Last but not least, we simply cannot overlook the fact that college can – and ought to be – fun! Enrolled in college offers incredible opportunities to come in contact with new people, acquire new skills, and enable you to discover your own personal areas of interest.

College can also be a terrific environment in which to grow personally, culturally, as well as intellectually. College students, more often than not, also have the chance to study abroad or perhaps to take part in other exciting learning experiences. Aside from that, the college environment encourages students to discover academic disciplines, join student organizations, interact with professors, share ideas within a safe environment, and deal with challenging problems. All of these prepare students to be productive citizens.

 

Conclusion

 

Are you currently pondering just how you are going to afford college? Perhaps you should be asking yourself if you can afford not to go, given every one of the benefits associated with a college education.
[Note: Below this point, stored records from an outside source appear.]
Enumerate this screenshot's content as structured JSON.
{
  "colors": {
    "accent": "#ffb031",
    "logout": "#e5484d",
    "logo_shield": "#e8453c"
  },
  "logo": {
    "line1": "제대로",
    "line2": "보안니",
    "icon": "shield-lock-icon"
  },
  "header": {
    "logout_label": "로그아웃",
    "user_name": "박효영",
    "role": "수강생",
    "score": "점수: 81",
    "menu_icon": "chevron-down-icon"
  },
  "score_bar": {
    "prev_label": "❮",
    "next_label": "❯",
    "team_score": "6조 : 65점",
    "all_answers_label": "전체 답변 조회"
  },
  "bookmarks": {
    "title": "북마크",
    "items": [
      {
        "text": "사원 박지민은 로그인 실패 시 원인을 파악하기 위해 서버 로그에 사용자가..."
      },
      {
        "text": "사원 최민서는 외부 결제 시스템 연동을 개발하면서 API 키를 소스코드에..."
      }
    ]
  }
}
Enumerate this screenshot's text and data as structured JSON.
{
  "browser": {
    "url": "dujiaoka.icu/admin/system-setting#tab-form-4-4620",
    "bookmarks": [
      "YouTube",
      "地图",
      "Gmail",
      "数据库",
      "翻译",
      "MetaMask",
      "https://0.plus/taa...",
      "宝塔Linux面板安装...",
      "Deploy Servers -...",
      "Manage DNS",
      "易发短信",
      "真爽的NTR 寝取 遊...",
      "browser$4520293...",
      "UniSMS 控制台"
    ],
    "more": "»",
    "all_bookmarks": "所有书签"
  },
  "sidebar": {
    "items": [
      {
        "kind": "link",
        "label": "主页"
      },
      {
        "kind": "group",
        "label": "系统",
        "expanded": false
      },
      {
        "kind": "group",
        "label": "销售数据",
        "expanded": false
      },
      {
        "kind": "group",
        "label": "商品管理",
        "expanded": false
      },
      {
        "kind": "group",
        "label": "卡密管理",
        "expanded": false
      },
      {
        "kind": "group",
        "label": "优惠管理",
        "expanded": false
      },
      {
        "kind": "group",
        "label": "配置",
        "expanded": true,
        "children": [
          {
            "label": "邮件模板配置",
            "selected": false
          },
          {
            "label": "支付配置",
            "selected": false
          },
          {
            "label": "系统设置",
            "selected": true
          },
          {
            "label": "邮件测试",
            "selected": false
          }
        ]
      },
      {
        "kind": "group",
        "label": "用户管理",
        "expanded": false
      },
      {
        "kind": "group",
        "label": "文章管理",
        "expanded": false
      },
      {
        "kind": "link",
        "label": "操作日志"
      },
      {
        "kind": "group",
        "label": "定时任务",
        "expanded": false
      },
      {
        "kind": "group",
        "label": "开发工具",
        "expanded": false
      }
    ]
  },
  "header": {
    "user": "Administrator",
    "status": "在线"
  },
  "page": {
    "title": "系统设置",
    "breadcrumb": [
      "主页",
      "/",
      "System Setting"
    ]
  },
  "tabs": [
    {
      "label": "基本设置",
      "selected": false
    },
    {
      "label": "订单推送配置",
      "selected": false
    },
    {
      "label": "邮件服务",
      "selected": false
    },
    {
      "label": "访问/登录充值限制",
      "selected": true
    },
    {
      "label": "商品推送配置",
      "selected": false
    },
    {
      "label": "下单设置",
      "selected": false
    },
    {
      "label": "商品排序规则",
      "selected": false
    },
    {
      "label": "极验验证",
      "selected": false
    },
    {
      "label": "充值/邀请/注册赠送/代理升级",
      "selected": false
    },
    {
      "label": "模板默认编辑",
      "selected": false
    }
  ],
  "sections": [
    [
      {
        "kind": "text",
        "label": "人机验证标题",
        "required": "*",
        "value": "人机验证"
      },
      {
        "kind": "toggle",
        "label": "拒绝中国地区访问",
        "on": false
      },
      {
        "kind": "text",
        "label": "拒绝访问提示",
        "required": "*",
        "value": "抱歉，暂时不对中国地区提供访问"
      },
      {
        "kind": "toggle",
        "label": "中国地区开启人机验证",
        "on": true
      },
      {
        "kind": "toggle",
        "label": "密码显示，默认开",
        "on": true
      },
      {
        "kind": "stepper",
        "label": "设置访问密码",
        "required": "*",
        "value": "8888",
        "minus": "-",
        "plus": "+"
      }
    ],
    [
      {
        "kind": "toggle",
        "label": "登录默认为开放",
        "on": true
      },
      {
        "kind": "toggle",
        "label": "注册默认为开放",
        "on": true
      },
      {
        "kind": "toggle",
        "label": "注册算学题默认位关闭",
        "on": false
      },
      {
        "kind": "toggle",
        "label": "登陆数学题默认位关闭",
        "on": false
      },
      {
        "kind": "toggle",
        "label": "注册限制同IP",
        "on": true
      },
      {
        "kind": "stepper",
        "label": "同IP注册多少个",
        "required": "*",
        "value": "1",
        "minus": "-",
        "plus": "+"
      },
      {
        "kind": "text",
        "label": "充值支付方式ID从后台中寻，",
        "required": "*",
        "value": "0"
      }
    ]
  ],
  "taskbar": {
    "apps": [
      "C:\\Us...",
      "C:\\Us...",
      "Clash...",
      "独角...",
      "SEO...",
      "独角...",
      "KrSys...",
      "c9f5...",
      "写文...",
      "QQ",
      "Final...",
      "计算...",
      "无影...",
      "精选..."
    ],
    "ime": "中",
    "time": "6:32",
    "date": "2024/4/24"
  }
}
With the help of grants, scholarships, and financial aid available, college is accessible to just about anyone. And given today’s technology and internet, distance learning or online degrees can be earned whilst working full-time.

Benefits Associated with a Higher Education Learning Environment

It’s well known the fact that continuing higher education can certainly help educate oneself to acquire the distinct skills you will require for your chosen profession. At the same time higher education will also help you in numerous unforeseen ways. Learning in a higher education institution and atmosphere enables students to start preparing for the real life in many different ways.

 

Leadership Skills

The leadership skills you will employ in the future could very well be uncovered in the classroom today. Take control the moment team projects are delivered in class. Become a member of a group and work your way up the chain of leadership, or alternatively create a group of your own which does not exist at this point. Take this chance to grow your leadership skills and competencies so that you can implement the skills acquired once you are part of the labour force in the future.

 

Organizational Skills

Keeping up with classes, exams, studying, social activities, family in addition to a job quite a bit of effort and work. To be able to keep everything from slipping through the cracks, students really need to acquire and cultivate time management skills. Additionally, you’ll want to get acquainted with deadlines along with the repercussions that come in the event that you do not meet those deadlines.

 

Dealing with Life Outside of your Comfort Zone

Attending a higher education institution could possibly be the ideal option when it comes to dealing with issues you would never get the chance to in any other case. For example, for anyone who is shy, take a risk and express yourself in classroom. Give some thought to taking a class that is of interest to you but has absolutely nothing to do with your major. Become a member of a group or club that you may have always been enthusiastic about but never done anything about. You have the chance to explore outside the box, and you ought to take it.

 

Developing and Growing your Network

When you attend a higher education learning institution, there is a strong possibility that you will meet and interact with a number of very intelligent, successful individuals. Whether or not they are successful now or will be in the longer term, it is a wise decision to establish a connection with these people and bring them into your social network. Down the road, these people will be the individuals who mentor you, coach you, and assist you in finding success.

 

Team Building Skills

In a number of ways, the classroom to a large degree is similar to an office in the workplace. You work with the exact same people every day. You are all aiming to be the best, however , things are usually less complicated and a lot more efficient whenever you function as a team. The classroom environment is the ideal place to assist you to realise how to work with your colleagues as well as cultivate a team environment to ensure that every person gets a an opportunity to succeed.